§ **What to work on**
Repeat the following entries exactly, excluding pictures.

Material supplied START

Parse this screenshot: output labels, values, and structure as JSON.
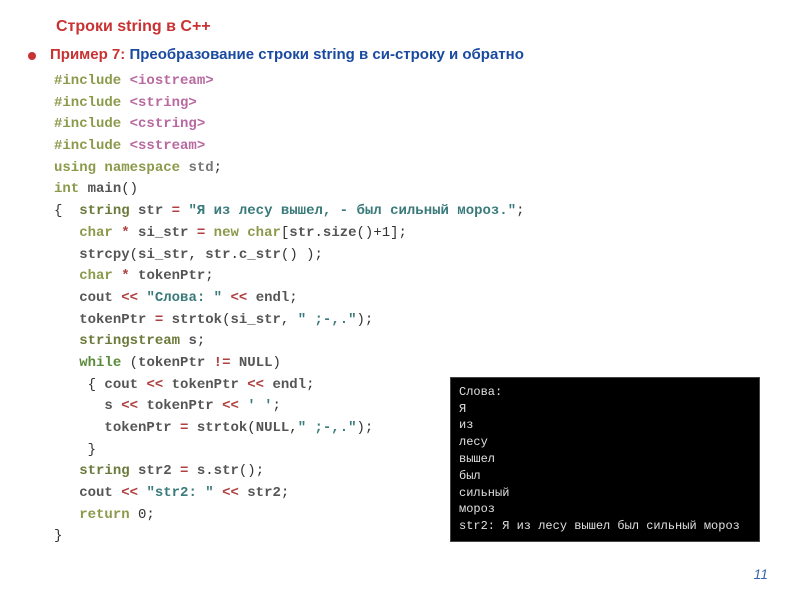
{
  "title": "Строки  string в С++",
  "example_label": "Пример 7:",
  "example_text": " Преобразование строки string в си-строку и обратно",
  "code": {
    "l01a": "#include ",
    "l01b": "<iostream>",
    "l02a": "#include ",
    "l02b": "<string>",
    "l03a": "#include ",
    "l03b": "<cstring>",
    "l04a": "#include ",
    "l04b": "<sstream>",
    "l05a": "using ",
    "l05b": "namespace ",
    "l05c": "std",
    "l05d": ";",
    "l06a": "int ",
    "l06b": "main",
    "l06c": "()",
    "l07a": "{  ",
    "l07b": "string ",
    "l07c": "str ",
    "l07d": "= ",
    "l07e": "\"Я из лесу вышел, - был сильный мороз.\"",
    "l07f": ";",
    "l08a": "   ",
    "l08b": "char ",
    "l08c": "* ",
    "l08d": "si_str ",
    "l08e": "= ",
    "l08f": "new ",
    "l08g": "char",
    "l08h": "[",
    "l08i": "str",
    "l08j": ".",
    "l08k": "size",
    "l08l": "()+1];",
    "l09a": "   ",
    "l09b": "strcpy",
    "l09c": "(",
    "l09d": "si_str",
    "l09e": ", ",
    "l09f": "str",
    "l09g": ".",
    "l09h": "c_str",
    "l09i": "() );",
    "l10a": "   ",
    "l10b": "char ",
    "l10c": "* ",
    "l10d": "tokenPtr",
    "l10e": ";",
    "l11a": "   ",
    "l11b": "cout ",
    "l11c": "<< ",
    "l11d": "\"Слова: \"",
    "l11e": " << ",
    "l11f": "endl",
    "l11g": ";",
    "l12a": "   ",
    "l12b": "tokenPtr ",
    "l12c": "= ",
    "l12d": "strtok",
    "l12e": "(",
    "l12f": "si_str",
    "l12g": ", ",
    "l12h": "\" ;-,.\"",
    "l12i": ");",
    "l13a": "   ",
    "l13b": "stringstream ",
    "l13c": "s",
    "l13d": ";",
    "l14a": "   ",
    "l14b": "while ",
    "l14c": "(",
    "l14d": "tokenPtr ",
    "l14e": "!= ",
    "l14f": "NULL",
    "l14g": ")",
    "l15a": "    { ",
    "l15b": "cout ",
    "l15c": "<< ",
    "l15d": "tokenPtr ",
    "l15e": "<< ",
    "l15f": "endl",
    "l15g": ";",
    "l16a": "      ",
    "l16b": "s ",
    "l16c": "<< ",
    "l16d": "tokenPtr ",
    "l16e": "<< ",
    "l16f": "' '",
    "l16g": ";",
    "l17a": "      ",
    "l17b": "tokenPtr ",
    "l17c": "= ",
    "l17d": "strtok",
    "l17e": "(",
    "l17f": "NULL",
    "l17g": ",",
    "l17h": "\" ;-,.\"",
    "l17i": ");",
    "l18a": "    }",
    "l19a": "   ",
    "l19b": "string ",
    "l19c": "str2 ",
    "l19d": "= ",
    "l19e": "s",
    "l19f": ".",
    "l19g": "str",
    "l19h": "();",
    "l20a": "   ",
    "l20b": "cout ",
    "l20c": "<< ",
    "l20d": "\"str2: \"",
    "l20e": " << ",
    "l20f": "str2",
    "l20g": ";",
    "l21a": "   ",
    "l21b": "return ",
    "l21c": "0;",
    "l22a": "}"
  },
  "output": "Слова:\nЯ\nиз\nлесу\nвышел\nбыл\nсильный\nмороз\nstr2: Я из лесу вышел был сильный мороз",
  "page_number": "11"
}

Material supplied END

§ **Answer for the task**
Parse this screenshot: output labels, values, and structure as JSON.
{
  "title": "Строки  string в С++",
  "example_label": "Пример 7:",
  "example_text": " Преобразование строки string в си-строку и обратно",
  "code": {
    "l01a": "#include ",
    "l01b": "<iostream>",
    "l02a": "#include ",
    "l02b": "<string>",
    "l03a": "#include ",
    "l03b": "<cstring>",
    "l04a": "#include ",
    "l04b": "<sstream>",
    "l05a": "using ",
    "l05b": "namespace ",
    "l05c": "std",
    "l05d": ";",
    "l06a": "int ",
    "l06b": "main",
    "l06c": "()",
    "l07a": "{  ",
    "l07b": "string ",
    "l07c": "str ",
    "l07d": "= ",
    "l07e": "\"Я из лесу вышел, - был сильный мороз.\"",
    "l07f": ";",
    "l08a": "   ",
    "l08b": "char ",
    "l08c": "* ",
    "l08d": "si_str ",
    "l08e": "= ",
    "l08f": "new ",
    "l08g": "char",
    "l08h": "[",
    "l08i": "str",
    "l08j": ".",
    "l08k": "size",
    "l08l": "()+1];",
    "l09a": "   ",
    "l09b": "strcpy",
    "l09c": "(",
    "l09d": "si_str",
    "l09e": ", ",
    "l09f": "str",
    "l09g": ".",
    "l09h": "c_str",
    "l09i": "() );",
    "l10a": "   ",
    "l10b": "char ",
    "l10c": "* ",
    "l10d": "tokenPtr",
    "l10e": ";",
    "l11a": "   ",
    "l11b": "cout ",
    "l11c": "<< ",
    "l11d": "\"Слова: \"",
    "l11e": " << ",
    "l11f": "endl",
    "l11g": ";",
    "l12a": "   ",
    "l12b": "tokenPtr ",
    "l12c": "= ",
    "l12d": "strtok",
    "l12e": "(",
    "l12f": "si_str",
    "l12g": ", ",
    "l12h": "\" ;-,.\"",
    "l12i": ");",
    "l13a": "   ",
    "l13b": "stringstream ",
    "l13c": "s",
    "l13d": ";",
    "l14a": "   ",
    "l14b": "while ",
    "l14c": "(",
    "l14d": "tokenPtr ",
    "l14e": "!= ",
    "l14f": "NULL",
    "l14g": ")",
    "l15a": "    { ",
    "l15b": "cout ",
    "l15c": "<< ",
    "l15d": "tokenPtr ",
    "l15e": "<< ",
    "l15f": "endl",
    "l15g": ";",
    "l16a": "      ",
    "l16b": "s ",
    "l16c": "<< ",
    "l16d": "tokenPtr ",
    "l16e": "<< ",
    "l16f": "' '",
    "l16g": ";",
    "l17a": "      ",
    "l17b": "tokenPtr ",
    "l17c": "= ",
    "l17d": "strtok",
    "l17e": "(",
    "l17f": "NULL",
    "l17g": ",",
    "l17h": "\" ;-,.\"",
    "l17i": ");",
    "l18a": "    }",
    "l19a": "   ",
    "l19b": "string ",
    "l19c": "str2 ",
    "l19d": "= ",
    "l19e": "s",
    "l19f": ".",
    "l19g": "str",
    "l19h": "();",
    "l20a": "   ",
    "l20b": "cout ",
    "l20c": "<< ",
    "l20d": "\"str2: \"",
    "l20e": " << ",
    "l20f": "str2",
    "l20g": ";",
    "l21a": "   ",
    "l21b": "return ",
    "l21c": "0;",
    "l22a": "}"
  },
  "output": "Слова:\nЯ\nиз\nлесу\nвышел\nбыл\nсильный\nмороз\nstr2: Я из лесу вышел был сильный мороз",
  "page_number": "11"
}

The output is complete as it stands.